Here is one petition if you wish to register your protest at this barbaric suggestion, remember Egypt is often portrayed as a civilized and democratic beacon for the area and is the beneficiary of much Western aid.

The process has been described by women who have undertaken it as – ‘traumatic’, ‘horrifying’ and unsurprisingly ‘humiliating’.   Imagine being interviewed in a University entrance exam and being asked whether you are a virgin or not before you are allowed to study – shocking even in a medieval setting never mind the 21st century.

Women are of course much less likely to attend university than men in most underdeveloped countries.  There are a variety of reasons for this, but of course this demeaning and insulting proposal will hardly help.  Perhaps this is just the suggestion of some isolated, religious nutter who some how has managed to make his way in to the Egyptian Parliamentary system.  Ultimately though the decision rests with the Minister of Higher Education in Egypt and registering protests and embarrassing the country if they proceed can only help block this proposal.

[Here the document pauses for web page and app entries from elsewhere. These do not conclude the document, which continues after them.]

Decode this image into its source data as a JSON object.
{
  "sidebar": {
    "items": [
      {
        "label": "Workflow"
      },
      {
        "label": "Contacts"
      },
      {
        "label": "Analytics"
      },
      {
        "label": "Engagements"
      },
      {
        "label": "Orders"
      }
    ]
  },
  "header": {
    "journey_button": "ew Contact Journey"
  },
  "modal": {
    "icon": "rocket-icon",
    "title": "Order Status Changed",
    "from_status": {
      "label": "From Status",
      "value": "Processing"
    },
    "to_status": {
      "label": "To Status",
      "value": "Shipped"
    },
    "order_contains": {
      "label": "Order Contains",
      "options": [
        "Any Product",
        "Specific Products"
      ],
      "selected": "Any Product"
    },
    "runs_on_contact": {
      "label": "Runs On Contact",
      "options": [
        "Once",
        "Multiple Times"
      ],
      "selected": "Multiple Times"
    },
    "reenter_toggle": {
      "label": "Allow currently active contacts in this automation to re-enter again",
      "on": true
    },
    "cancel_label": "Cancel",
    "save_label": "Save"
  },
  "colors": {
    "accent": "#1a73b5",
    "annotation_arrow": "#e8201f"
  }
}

Egypt is still, despite the Arab Spring,  not a place for freedom and free speech. Access to the internet if not filtered is often simply shut down, under the pretext of military requirements particularly in the North Sinai region.  No one is certain if this is specifically targeting Egyptian citizens but it is certainly affecting them, of course the wealthier can afford this like proxies and residential VPN services such as this – others just have to accept it.